Hawaii Business Magazine’s 20 for the Next 20: People to Watch 2012
20 emerging leaders in local businesses, nonprofits, government, education and law
(page 9 of 21)
Photo: Courtesy of Isaac Moriwake
Isaac Moriwake age 40
Isaac Moriwake remembers his first time playing basketball outdoors in the Los Angeles smog while attending Pomona College. [A previous version of this story listed Cal Poly Pomona as Moriwake's former school.]
“I couldn’t breathe and was nearly hospitalized,” he recalls. That began his awareness that he was lucky to grow up in Hawaii.
“I realized my roots are in Hawaii and now my life search has become, ‘What is my place here? Will I be a part of the problem or try to be a part of the solution?’ ”
Despite this revelation, a career in environmental law wasn’t his original plan. After graduating from the University of Hawaii’s Richardson School of Law, Moriwake worked as a law clerk for Hawaii Supreme Court Justice Paula Nakayama. He then went to the Federal Public Defender’s Office and later to the law firm of Alston Hunt Floyd and Ing.
He began to appreciate that his UH law school education was something unique.
“It’s based on Native Hawaiian indigenous principles carried on to the 21st century. Living in Hawaii is a privilege. And with that privilege comes responsibility.” So when an opportunity came for a two- to three-year stint at Earthjustice, Moriwake jumped at the chance.
“I approached it as a dream job – an honor to do this type of work – and thought I’d ride the wave as long as I can,” he says. He’s been riding that wave for almost 10 years and has earned a reputation as a fierce advocate of enforcing Hawaii’s trust responsibilities to rivers and streams, and empowering Hawaiians to control the future of their water supplies.
In the past few years, Moriwake also has worked with the solar industry to advance the use of clean energy.
“Isaac’s successful engagement in the regulatory process is laying groundwork for a better energy future for Hawaii and paving the way for other states to follow,” says Mark Duda, president of the Hawaii Solar Energy Association. “In addition to the impact he’s having in the energy sphere, Isaac is a tireless champion on water rights issues in the courts and at the Water Commission. I expect him to be a dominant force in these areas for several decades to come.”
- Mauna Kea Trask
- Jill Baldemor
- Ed Kenney
- Teresa Wong
- Dee Oswald
- Greg Dickhens
- Benjamin Rafter
- Isaac Moriwake
- Lynn Araki-Regan
- Kamuela Enos
- Dawn Lippert
- Noel Pacarro Brown

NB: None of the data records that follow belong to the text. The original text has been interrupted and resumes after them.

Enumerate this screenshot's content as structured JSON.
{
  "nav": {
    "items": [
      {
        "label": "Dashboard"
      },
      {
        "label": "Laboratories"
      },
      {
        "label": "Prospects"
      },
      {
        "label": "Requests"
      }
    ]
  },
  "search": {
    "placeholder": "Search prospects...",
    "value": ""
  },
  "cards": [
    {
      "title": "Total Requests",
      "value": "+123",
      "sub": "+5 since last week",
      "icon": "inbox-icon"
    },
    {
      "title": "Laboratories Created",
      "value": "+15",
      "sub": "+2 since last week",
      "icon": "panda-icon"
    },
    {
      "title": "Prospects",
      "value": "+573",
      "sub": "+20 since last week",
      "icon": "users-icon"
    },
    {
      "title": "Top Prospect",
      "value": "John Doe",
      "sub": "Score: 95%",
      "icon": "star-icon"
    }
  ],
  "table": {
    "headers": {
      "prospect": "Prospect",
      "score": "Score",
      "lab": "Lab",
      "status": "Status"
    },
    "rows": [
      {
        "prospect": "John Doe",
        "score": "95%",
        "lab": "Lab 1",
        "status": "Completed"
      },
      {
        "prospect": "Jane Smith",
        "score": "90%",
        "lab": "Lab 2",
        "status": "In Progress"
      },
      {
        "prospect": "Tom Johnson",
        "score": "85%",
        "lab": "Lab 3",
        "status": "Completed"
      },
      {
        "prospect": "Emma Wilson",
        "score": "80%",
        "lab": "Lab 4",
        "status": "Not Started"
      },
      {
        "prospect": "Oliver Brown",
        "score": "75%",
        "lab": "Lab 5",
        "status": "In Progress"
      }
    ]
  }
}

- James Takamine
- Tyler Tokioka
- Bettina Mehnert
- Kimberly Lord
- Robert Nobriga
- Sherry Menor-Mcnamara
- John Leong
- Matthew Digeronimo
Do you like what you read? Subscribe to Hawaii Business Magazine »